Est. Packaging Dimensions: Length: 9.19" Width: 6.09" Height: 0.83" Weight: 1.01 lbs.
Release Date Oct 1, 1998
Publisher Harvard University Press
ISBN 0674487788 ISBN13 9780674487789
Availability 0 units.
More About Peter Schafer
Peter Schafer is Professor of Judaic Studies at Freie Universitat Berlin, Institut fur Judaistik.
Reviews - What do customers think about Judeophobia: Attitudes toward the Jews in the Ancient World?
Well written, but has an agenda Apr 17, 2008
The author places the roots of classical anti-Semitism in Egypt, and although the texts he quotes are mostly in Greek, he clearly points the finger at the Egyptian natives, not the colonizers, as the source of the prejudice.
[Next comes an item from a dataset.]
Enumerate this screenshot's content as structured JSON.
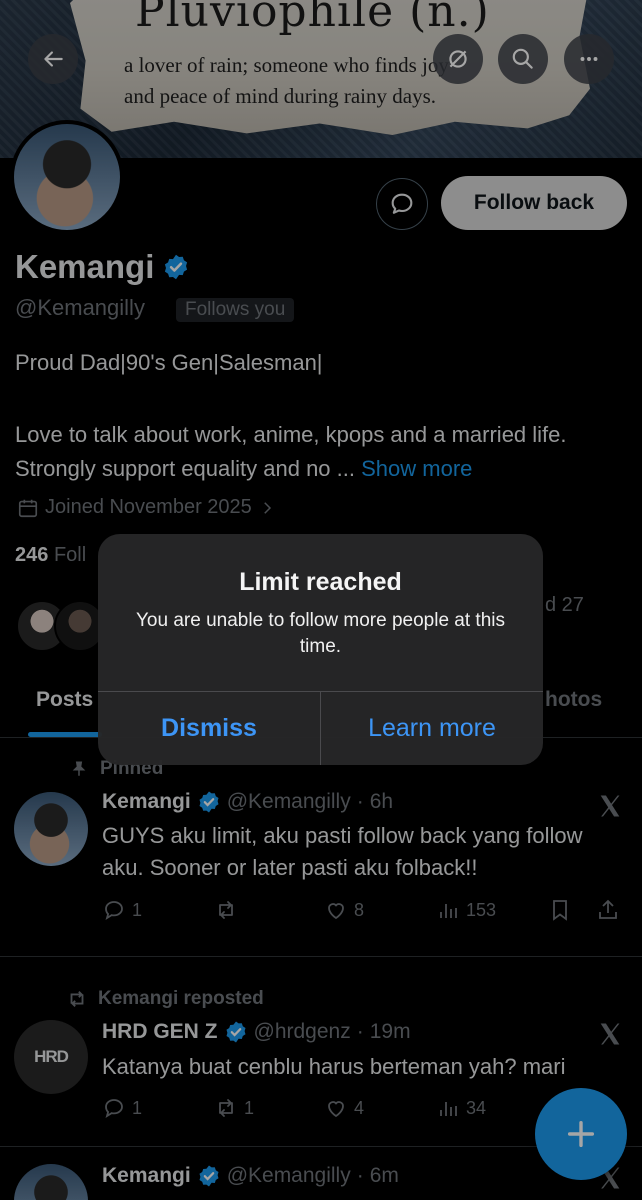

The first pogrom against a Jewish community in the diaspora occurred in Egypt in the 5th century, when a Jewish place of worship was burned down in a riot instigated by Egyptian priests assisted by renegade Persian overlords. Five hundred years later in Alexandria there was another pogrom, destruction of synagogues and Jewish homes and property, and herding of Jews into a ghetto, by native Egyptians with the support of renegade Greek overlords. The author recognizes that there are anti-Semitic passages in the Roman authors too, but says the situation there is more "complex," and not as serious. In my view, the author places too much weight on the niceties of specific texts, and ignores the fact that those renegades responsible for the pogrom in Alexandria were executed, while in pagan Rome within two centuries two official decrees exiled either the entire Jewish community in the city or significant parts of it. Which is more anti-Semitic, an official decree that exiles an entire community, or a riot by renegades that meets with severe official punishment? The responsibility for anti-Jewish agitation in the ancient world is wider than the author wants us to believe. Nevertheless this is a well written book by a scholar of Judaism with a bent for classical languages that is unusual in this field.
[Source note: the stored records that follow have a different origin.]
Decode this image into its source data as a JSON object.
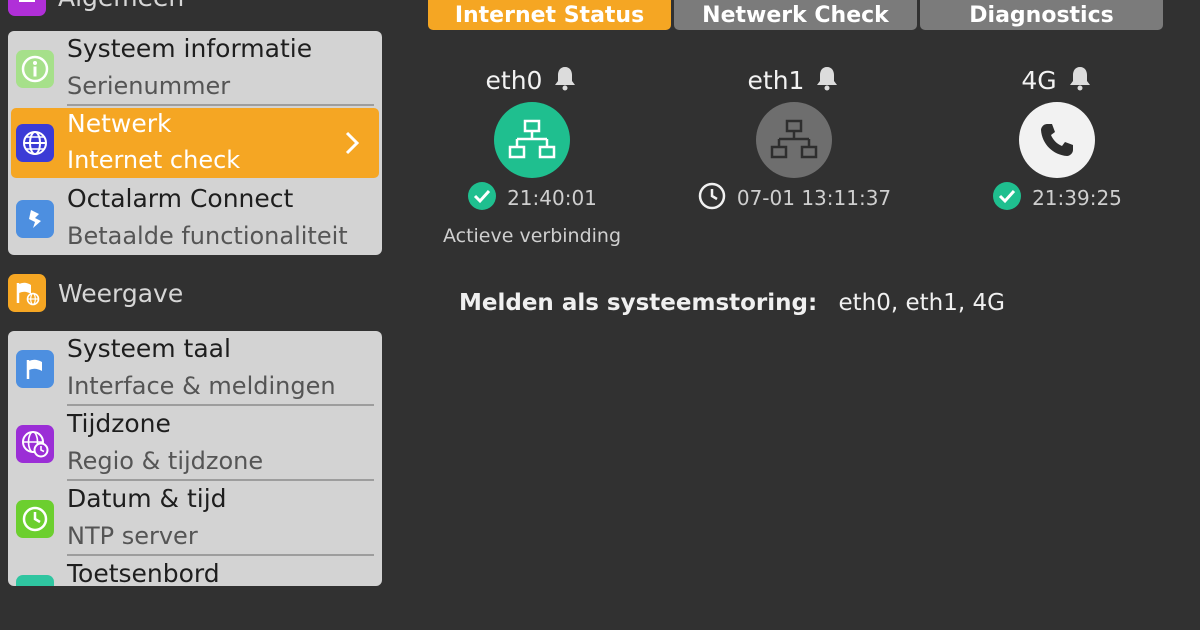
{
  "sidebar": {
    "sections": [
      {
        "label": "Algemeen",
        "icon": "settings-icon",
        "color": "#b02fd8"
      },
      {
        "label": "Weergave",
        "icon": "display-flag-icon",
        "color": "#f5a623"
      }
    ],
    "general_items": [
      {
        "title": "Systeem informatie",
        "subtitle": "Serienummer",
        "icon": "info-icon",
        "color": "#a6e08a"
      },
      {
        "title": "Netwerk",
        "subtitle": "Internet check",
        "icon": "globe-icon",
        "color": "#3b3bd6",
        "active": true
      },
      {
        "title": "Octalarm Connect",
        "subtitle": "Betaalde functionaliteit",
        "icon": "connect-icon",
        "color": "#4d8fe0"
      }
    ],
    "display_items": [
      {
        "title": "Systeem taal",
        "subtitle": "Interface & meldingen",
        "icon": "flag-icon",
        "color": "#4d8fe0"
      },
      {
        "title": "Tijdzone",
        "subtitle": "Regio & tijdzone",
        "icon": "globe-clock-icon",
        "color": "#9b2ed6"
      },
      {
        "title": "Datum & tijd",
        "subtitle": "NTP server",
        "icon": "clock-icon",
        "color": "#6ccf2f"
      },
      {
        "title": "Toetsenbord",
        "subtitle": "",
        "icon": "keyboard-icon",
        "color": "#2fc5a0"
      }
    ]
  },
  "tabs": [
    {
      "label": "Internet Status",
      "active": true
    },
    {
      "label": "Netwerk Check",
      "active": false
    },
    {
      "label": "Diagnostics",
      "active": false
    }
  ],
  "interfaces": [
    {
      "name": "eth0",
      "icon": "network-icon",
      "circle_color": "#1fbf8f",
      "status_icon": "check-icon",
      "time": "21:40:01",
      "note": "Actieve verbinding"
    },
    {
      "name": "eth1",
      "icon": "network-icon",
      "circle_color": "#6e6e6e",
      "status_icon": "clock-icon",
      "time": "07-01 13:11:37",
      "note": ""
    },
    {
      "name": "4G",
      "icon": "phone-icon",
      "circle_color": "#f2f2f2",
      "status_icon": "check-icon",
      "time": "21:39:25",
      "note": ""
    }
  ],
  "report": {
    "label": "Melden als systeemstoring:",
    "value": "eth0, eth1, 4G"
  },
  "colors": {
    "accent": "#f5a623",
    "success": "#1fbf8f",
    "background": "#313131"
  }
}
some interesting and fun facts Jan 24, 2001
This book taught me a bit about ancient Judaism and how gentiles related to it. I didn't know, for example, that there was an Egyptian spin on the Exodus (that the Jews were Egyptian "undesirables" who were driven out because the other Egyptians couldn't stand them); just knowing this proves that SOMETHING happened between the Jews and Egyptians 2300 years ago. I also enjoyed reading about what the Romans thought of the Jews (surprisingly favorable, despite the ugliness of the Imperial response to Jewish rebellions).
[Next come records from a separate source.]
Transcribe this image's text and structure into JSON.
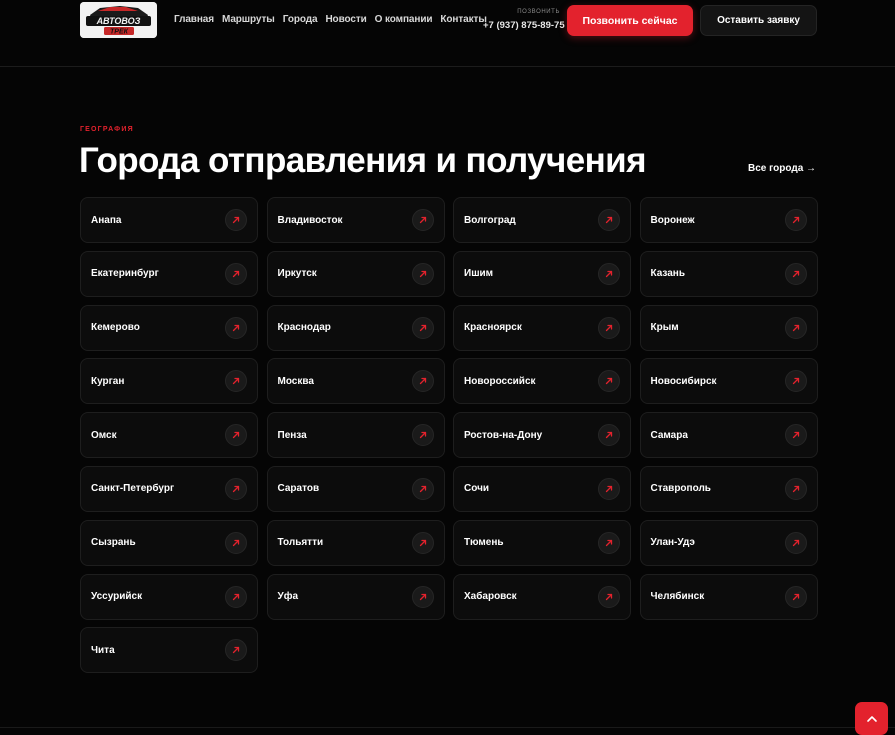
{
  "header": {
    "logo_text": "АВТОВОЗ ТРЕК",
    "nav": [
      "Главная",
      "Маршруты",
      "Города",
      "Новости",
      "О компании",
      "Контакты"
    ],
    "phone_label": "ПОЗВОНИТЬ",
    "phone": "+7 (937) 875-89-75",
    "call_button": "Позвонить сейчас",
    "request_button": "Оставить заявку"
  },
  "section": {
    "eyebrow": "ГЕОГРАФИЯ",
    "title": "Города отправления и получения",
    "all_cities": "Все города →"
  },
  "cities": [
    "Анапа",
    "Владивосток",
    "Волгоград",
    "Воронеж",
    "Екатеринбург",
    "Иркутск",
    "Ишим",
    "Казань",
    "Кемерово",
    "Краснодар",
    "Красноярск",
    "Крым",
    "Курган",
    "Москва",
    "Новороссийск",
    "Новосибирск",
    "Омск",
    "Пенза",
    "Ростов-на-Дону",
    "Самара",
    "Санкт-Петербург",
    "Саратов",
    "Сочи",
    "Ставрополь",
    "Сызрань",
    "Тольятти",
    "Тюмень",
    "Улан-Удэ",
    "Уссурийск",
    "Уфа",
    "Хабаровск",
    "Челябинск",
    "Чита"
  ],
  "icons": {
    "card_arrow": "arrow-up-right-icon",
    "scroll_top": "chevron-up-icon"
  },
  "colors": {
    "accent": "#e3222d",
    "background": "#050505",
    "card": "#0c0c0c"
  }
}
No student of this topic Aug 4, 2000
This is the first time I've read any text on this topic, so I'm no scholar on the subject. The book is written in formal, but accessible language. (( I admit with chagrin that I was 3/4 of the way through the text before I realized that when the author said that "Jews proscribed intercourse with non-Jews" he meant SOCIAL intercourse! It gave a slightly different sense on the second read!)) I found it a good, though somewhat dry read, and especially enjoyed the insights offered by the author's comparison of several ancient cultures and the re-introduction to ancient philosophers whose names are better known for their contributions to western culture than for their attitudes toward Jews.